## The task
All of the data goes into your copy exactly as written. Images do not.

## Provided data

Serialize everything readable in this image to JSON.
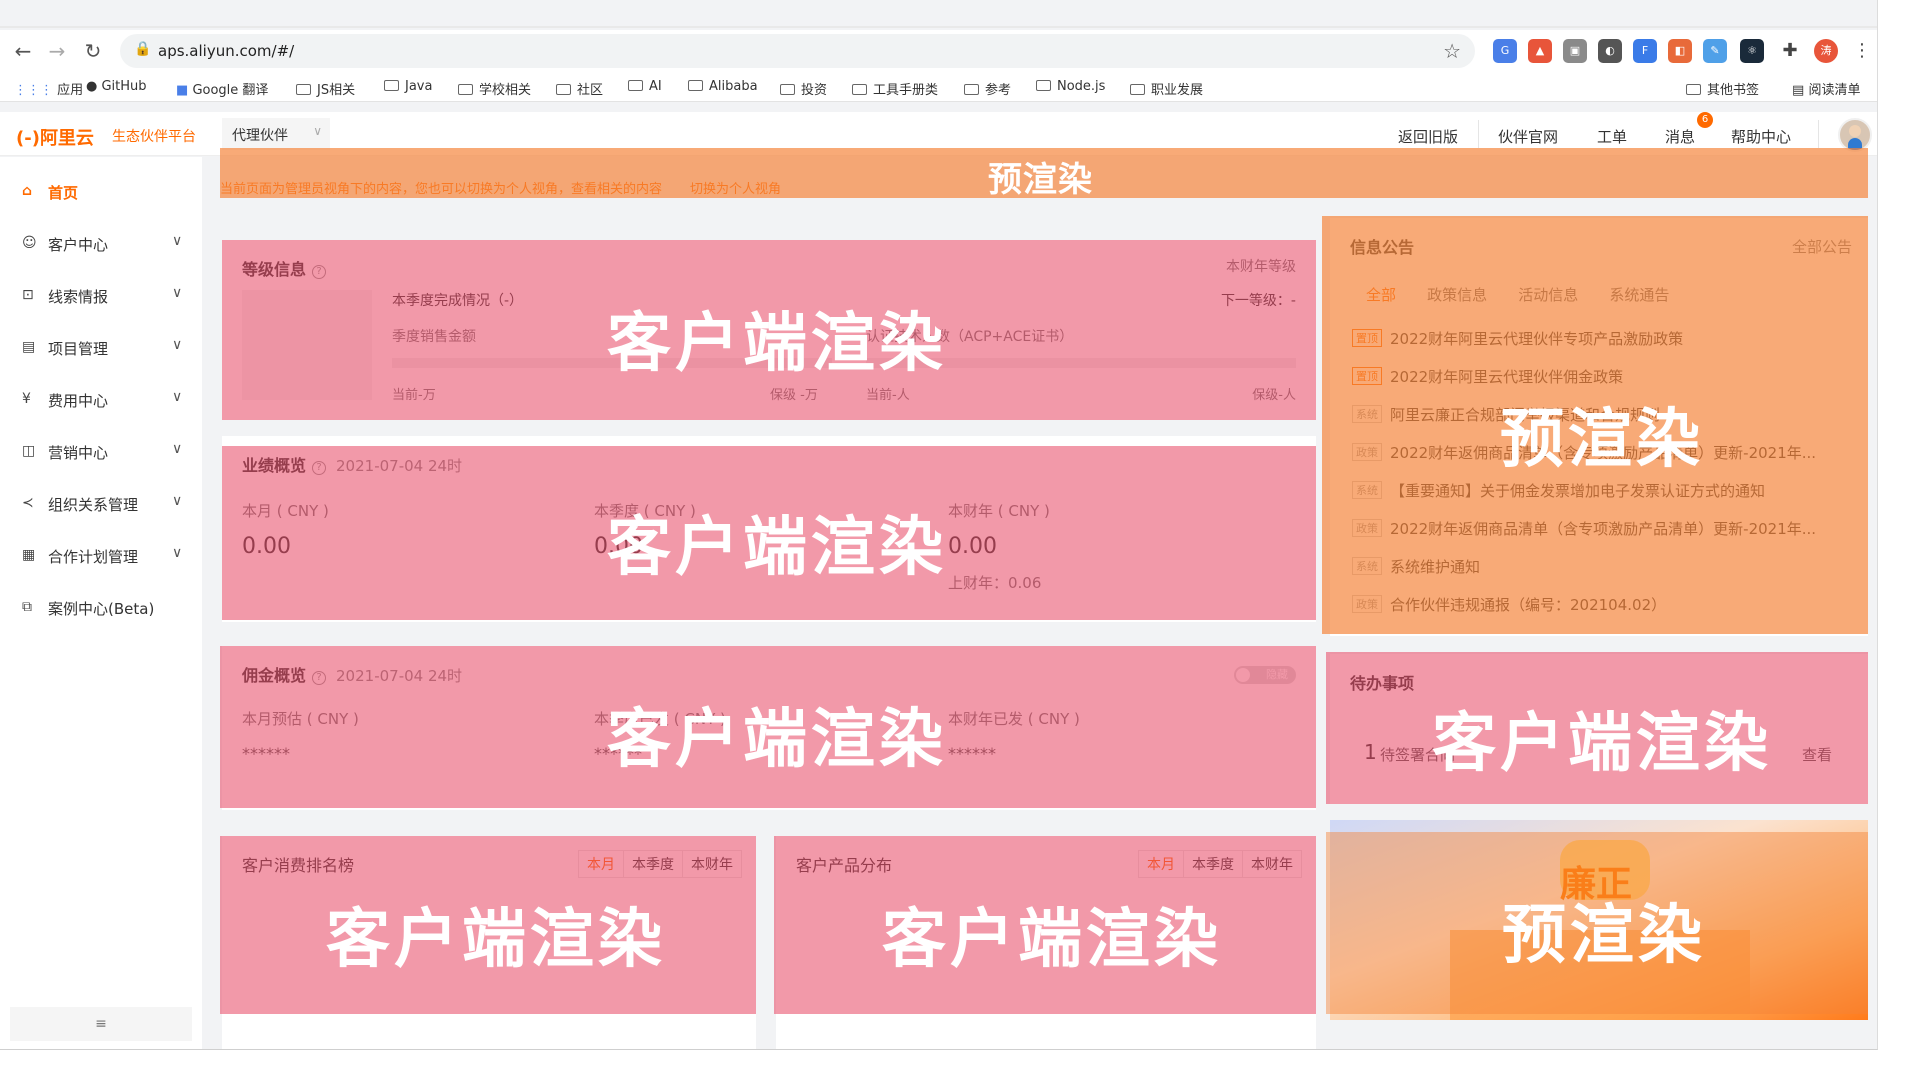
{
  "browser": {
    "url": "aps.aliyun.com/#/",
    "bookmarks": [
      "应用",
      "GitHub",
      "Google 翻译",
      "JS相关",
      "Java",
      "学校相关",
      "社区",
      "AI",
      "Alibaba",
      "投资",
      "工具手册类",
      "参考",
      "Node.js",
      "职业发展",
      "其他书签",
      "阅读清单"
    ]
  },
  "header": {
    "logo": "阿里云",
    "platform": "生态伙伴平台",
    "role": "代理伙伴",
    "nav": [
      "返回旧版",
      "伙伴官网",
      "工单",
      "消息",
      "帮助中心"
    ],
    "message_count": "6"
  },
  "sidebar": {
    "items": [
      {
        "label": "首页",
        "icon": "home-icon"
      },
      {
        "label": "客户中心",
        "icon": "customer-icon"
      },
      {
        "label": "线索情报",
        "icon": "lead-icon"
      },
      {
        "label": "项目管理",
        "icon": "project-icon"
      },
      {
        "label": "费用中心",
        "icon": "fee-icon"
      },
      {
        "label": "营销中心",
        "icon": "marketing-icon"
      },
      {
        "label": "组织关系管理",
        "icon": "org-icon"
      },
      {
        "label": "合作计划管理",
        "icon": "plan-icon"
      },
      {
        "label": "案例中心(Beta)",
        "icon": "case-icon"
      }
    ],
    "collapse": "≡"
  },
  "notice": {
    "text": "当前页面为管理员视角下的内容，您也可以切换为个人视角，查看相关的内容",
    "link": "切换为个人视角"
  },
  "level": {
    "title": "等级信息",
    "right": "本财年等级",
    "quarter": "本季度完成情况（-）",
    "next": "下一等级：-",
    "sales": "季度销售金额",
    "certified": "认证技术人数（ACP+ACE证书）",
    "current1": "当前-万",
    "keep1": "保级 -万",
    "current2": "当前-人",
    "keep2": "保级-人"
  },
  "performance": {
    "title": "业绩概览",
    "date": "2021-07-04 24时",
    "labels": [
      "本月 ( CNY )",
      "本季度 ( CNY )",
      "本财年 ( CNY )"
    ],
    "values": [
      "0.00",
      "0.00",
      "0.00"
    ],
    "last_year": "上财年：0.06"
  },
  "commission": {
    "title": "佣金概览",
    "date": "2021-07-04 24时",
    "toggle": "隐藏",
    "labels": [
      "本月预估 ( CNY )",
      "本季度已发 ( CNY )",
      "本财年已发 ( CNY )"
    ],
    "values": [
      "******",
      "******",
      "******"
    ]
  },
  "ranking": {
    "title": "客户消费排名榜",
    "periods": [
      "本月",
      "本季度",
      "本财年"
    ]
  },
  "distribution": {
    "title": "客户产品分布",
    "periods": [
      "本月",
      "本季度",
      "本财年"
    ]
  },
  "announcements": {
    "title": "信息公告",
    "all": "全部公告",
    "tabs": [
      "全部",
      "政策信息",
      "活动信息",
      "系统通告"
    ],
    "items": [
      {
        "tag": "置顶",
        "text": "2022财年阿里云代理伙伴专项产品激励政策"
      },
      {
        "tag": "置顶",
        "text": "2022财年阿里云代理伙伴佣金政策"
      },
      {
        "tag": "系统",
        "text": "阿里云廉正合规部门举报渠道和合规规则"
      },
      {
        "tag": "政策",
        "text": "2022财年返佣商品清单（含专项激励产品清单）更新-2021年..."
      },
      {
        "tag": "系统",
        "text": "【重要通知】关于佣金发票增加电子发票认证方式的通知"
      },
      {
        "tag": "政策",
        "text": "2022财年返佣商品清单（含专项激励产品清单）更新-2021年..."
      },
      {
        "tag": "系统",
        "text": "系统维护通知"
      },
      {
        "tag": "政策",
        "text": "合作伙伴违规通报（编号：202104.02）"
      }
    ]
  },
  "todo": {
    "title": "待办事项",
    "count": "1",
    "item": "待签署合同",
    "view": "查看"
  },
  "banner": {
    "title": "廉正"
  },
  "overlays": {
    "prerender": "预渲染",
    "client": "客户端渲染"
  }
}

## Task answer
Serialize everything readable in this image to JSON.
{
  "browser": {
    "url": "aps.aliyun.com/#/",
    "bookmarks": [
      "应用",
      "GitHub",
      "Google 翻译",
      "JS相关",
      "Java",
      "学校相关",
      "社区",
      "AI",
      "Alibaba",
      "投资",
      "工具手册类",
      "参考",
      "Node.js",
      "职业发展",
      "其他书签",
      "阅读清单"
    ]
  },
  "header": {
    "logo": "阿里云",
    "platform": "生态伙伴平台",
    "role": "代理伙伴",
    "nav": [
      "返回旧版",
      "伙伴官网",
      "工单",
      "消息",
      "帮助中心"
    ],
    "message_count": "6"
  },
  "sidebar": {
    "items": [
      {
        "label": "首页",
        "icon": "home-icon"
      },
      {
        "label": "客户中心",
        "icon": "customer-icon"
      },
      {
        "label": "线索情报",
        "icon": "lead-icon"
      },
      {
        "label": "项目管理",
        "icon": "project-icon"
      },
      {
        "label": "费用中心",
        "icon": "fee-icon"
      },
      {
        "label": "营销中心",
        "icon": "marketing-icon"
      },
      {
        "label": "组织关系管理",
        "icon": "org-icon"
      },
      {
        "label": "合作计划管理",
        "icon": "plan-icon"
      },
      {
        "label": "案例中心(Beta)",
        "icon": "case-icon"
      }
    ],
    "collapse": "≡"
  },
  "notice": {
    "text": "当前页面为管理员视角下的内容，您也可以切换为个人视角，查看相关的内容",
    "link": "切换为个人视角"
  },
  "level": {
    "title": "等级信息",
    "right": "本财年等级",
    "quarter": "本季度完成情况（-）",
    "next": "下一等级：-",
    "sales": "季度销售金额",
    "certified": "认证技术人数（ACP+ACE证书）",
    "current1": "当前-万",
    "keep1": "保级 -万",
    "current2": "当前-人",
    "keep2": "保级-人"
  },
  "performance": {
    "title": "业绩概览",
    "date": "2021-07-04 24时",
    "labels": [
      "本月 ( CNY )",
      "本季度 ( CNY )",
      "本财年 ( CNY )"
    ],
    "values": [
      "0.00",
      "0.00",
      "0.00"
    ],
    "last_year": "上财年：0.06"
  },
  "commission": {
    "title": "佣金概览",
    "date": "2021-07-04 24时",
    "toggle": "隐藏",
    "labels": [
      "本月预估 ( CNY )",
      "本季度已发 ( CNY )",
      "本财年已发 ( CNY )"
    ],
    "values": [
      "******",
      "******",
      "******"
    ]
  },
  "ranking": {
    "title": "客户消费排名榜",
    "periods": [
      "本月",
      "本季度",
      "本财年"
    ]
  },
  "distribution": {
    "title": "客户产品分布",
    "periods": [
      "本月",
      "本季度",
      "本财年"
    ]
  },
  "announcements": {
    "title": "信息公告",
    "all": "全部公告",
    "tabs": [
      "全部",
      "政策信息",
      "活动信息",
      "系统通告"
    ],
    "items": [
      {
        "tag": "置顶",
        "text": "2022财年阿里云代理伙伴专项产品激励政策"
      },
      {
        "tag": "置顶",
        "text": "2022财年阿里云代理伙伴佣金政策"
      },
      {
        "tag": "系统",
        "text": "阿里云廉正合规部门举报渠道和合规规则"
      },
      {
        "tag": "政策",
        "text": "2022财年返佣商品清单（含专项激励产品清单）更新-2021年..."
      },
      {
        "tag": "系统",
        "text": "【重要通知】关于佣金发票增加电子发票认证方式的通知"
      },
      {
        "tag": "政策",
        "text": "2022财年返佣商品清单（含专项激励产品清单）更新-2021年..."
      },
      {
        "tag": "系统",
        "text": "系统维护通知"
      },
      {
        "tag": "政策",
        "text": "合作伙伴违规通报（编号：202104.02）"
      }
    ]
  },
  "todo": {
    "title": "待办事项",
    "count": "1",
    "item": "待签署合同",
    "view": "查看"
  },
  "banner": {
    "title": "廉正"
  },
  "overlays": {
    "prerender": "预渲染",
    "client": "客户端渲染"
  }
}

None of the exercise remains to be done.